We got a VIP bus from Koh Sok in the rainforest to Bangkok which took about 14 hours and cost about £10. We also got another bus from Bangkok to Angkor Wat in Cambodia which cost about the same but took a little less time. It sounds like a long time to be on a bus but the seat recline completely, you get given blankets, food and drinks, and there’s usually some pretty epic scenery to look at out the window. They even stopped to let u sort out our visa at the border then picked us up on the other side.
Alternatively, you can go by car. Rentals are affordable in the region, and you can rent one plus a driver to drive you around. If you prefer to drive yourself around, which is ultimately cheaper, be sure to find out what the driving rules are and also to get a good map. Personally, I wouldn’t drive in Asia as it’s a little hectic, even for my liking. Tuk tuks in Cambodia were super cheap but in Thailand it made more sense to get taxis. These journeys never got us more than £1 – £2 and we were usually in there lapping up the air-conditioning for a good 30 minutes or so.
We got a direct flight to Bangkok then made our way to Phuket straight after we got married, leaving from our bridal suite. We wanted to avoid faffing around with changing flights as much as possible, but it wasn’t possible to fly direct to Phuket, and we didn’t want to spend our first couple of nights as newlyweds in Bangkok, instead we opted for a luxury villa near the beach with our own private swimming pool.
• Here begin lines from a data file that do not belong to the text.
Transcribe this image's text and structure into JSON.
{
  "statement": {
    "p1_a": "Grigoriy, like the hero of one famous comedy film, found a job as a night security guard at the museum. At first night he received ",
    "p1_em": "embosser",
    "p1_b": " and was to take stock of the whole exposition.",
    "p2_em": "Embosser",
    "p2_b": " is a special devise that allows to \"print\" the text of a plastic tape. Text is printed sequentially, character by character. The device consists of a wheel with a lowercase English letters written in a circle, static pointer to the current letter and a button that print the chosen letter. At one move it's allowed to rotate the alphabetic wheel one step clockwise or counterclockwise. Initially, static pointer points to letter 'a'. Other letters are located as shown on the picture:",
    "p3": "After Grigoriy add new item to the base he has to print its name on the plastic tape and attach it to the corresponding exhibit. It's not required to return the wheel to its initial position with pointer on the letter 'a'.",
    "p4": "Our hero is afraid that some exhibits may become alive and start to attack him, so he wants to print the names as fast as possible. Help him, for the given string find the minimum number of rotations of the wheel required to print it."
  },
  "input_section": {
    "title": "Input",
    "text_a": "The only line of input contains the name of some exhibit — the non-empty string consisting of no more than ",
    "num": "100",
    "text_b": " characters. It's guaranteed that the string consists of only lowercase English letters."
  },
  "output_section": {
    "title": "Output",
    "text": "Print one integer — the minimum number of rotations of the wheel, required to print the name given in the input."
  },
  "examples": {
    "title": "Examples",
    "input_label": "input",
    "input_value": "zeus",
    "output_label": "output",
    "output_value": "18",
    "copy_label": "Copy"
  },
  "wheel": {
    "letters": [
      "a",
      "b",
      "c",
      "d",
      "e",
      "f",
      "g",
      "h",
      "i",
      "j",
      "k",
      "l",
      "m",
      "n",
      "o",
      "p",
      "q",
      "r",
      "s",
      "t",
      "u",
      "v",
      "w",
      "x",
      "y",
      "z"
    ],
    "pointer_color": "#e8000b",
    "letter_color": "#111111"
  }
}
The flight to Phuket was about £28. Flights within Southeast Asia are typical, budget-friendly and convenient. Some of the time, it was cheaper to get a flight than it was to get a bus, but you miss out on all the stops along the way if you travel by air, so we only did this when we needed to. If you’re planning to fly though, here are a few of the international carriers that can take you from one place to another within the region: SilkAir, Garuda Indonesia, Malaysia Airlines, Thai Airways, Cathay Pacific and Vietnam Airlines.
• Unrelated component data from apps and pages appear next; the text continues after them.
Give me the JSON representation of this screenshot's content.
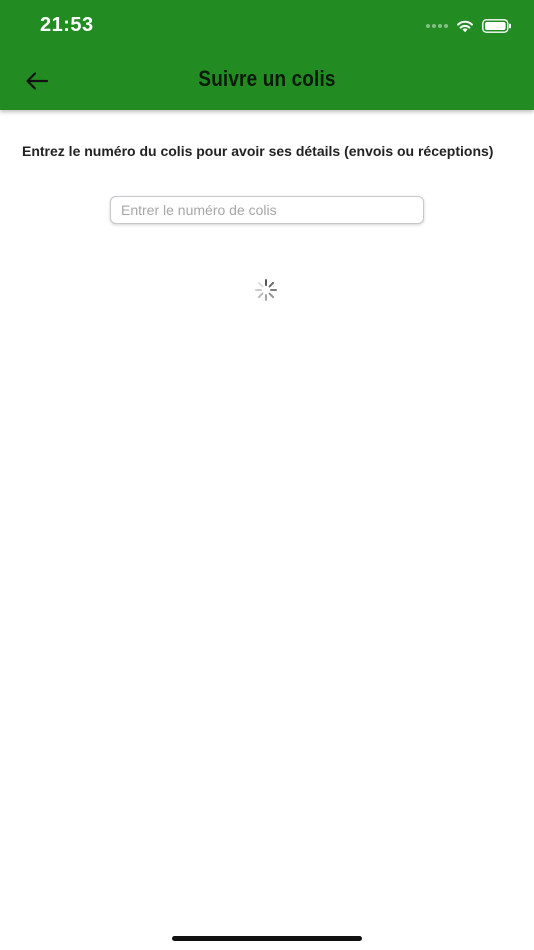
{
  "status_bar": {
    "time": "21:53",
    "icons": [
      "signal-dots-icon",
      "wifi-icon",
      "battery-icon"
    ]
  },
  "header": {
    "title": "Suivre un colis",
    "back_icon": "arrow-left-icon",
    "background_color": "#228b22"
  },
  "main": {
    "instruction": "Entrez le numéro du colis pour avoir ses détails (envois ou réceptions)",
    "tracking_input": {
      "value": "",
      "placeholder": "Entrer le numéro de colis"
    },
    "loading_indicator": "spinner-icon"
  }
}
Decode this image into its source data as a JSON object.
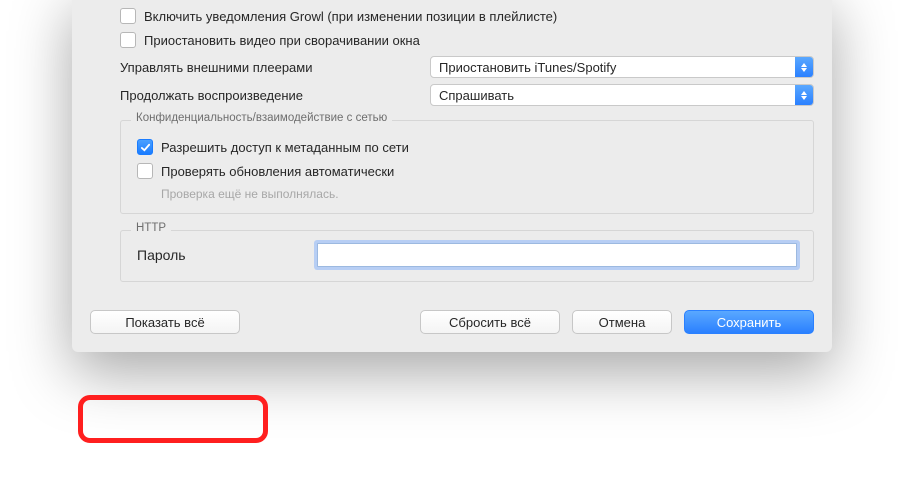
{
  "checkboxes": {
    "growl": {
      "checked": false,
      "label": "Включить уведомления Growl (при изменении позиции в плейлисте)"
    },
    "pauseOnMinimize": {
      "checked": false,
      "label": "Приостановить видео при сворачивании окна"
    }
  },
  "selects": {
    "externalPlayers": {
      "label": "Управлять внешними плеерами",
      "value": "Приостановить iTunes/Spotify"
    },
    "continuePlayback": {
      "label": "Продолжать воспроизведение",
      "value": "Спрашивать"
    }
  },
  "privacyGroup": {
    "legend": "Конфиденциальность/взаимодействие с сетью",
    "allowMetadata": {
      "checked": true,
      "label": "Разрешить доступ к метаданным по сети"
    },
    "checkUpdates": {
      "checked": false,
      "label": "Проверять обновления автоматически"
    },
    "statusText": "Проверка ещё не выполнялась."
  },
  "httpGroup": {
    "legend": "HTTP",
    "passwordLabel": "Пароль",
    "passwordValue": ""
  },
  "buttons": {
    "showAll": "Показать всё",
    "resetAll": "Сбросить всё",
    "cancel": "Отмена",
    "save": "Сохранить"
  }
}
Personally, this isn’t my area of expertise as I’ve only got a handful of flights in South East Asia, from Thailand and Bali. If you have concerns it worth speaking to someone that knows what they’re talking about. One visa is an expert in visas and other services involving your travels. There are also various domestic carriers such as Berjaya Air, Bangkok Airways, AirAsia, and Lao Airlines.
In a nutshell
Travelling through Southeast Asia is not only possible but also affordable. In fact, if you have the time or inclination or both, you can experience different modes of travel and enjoy the region in a variety of ways.
If non of these modes of transport suit you, just jump in a tyre tube and float down the rainforest river…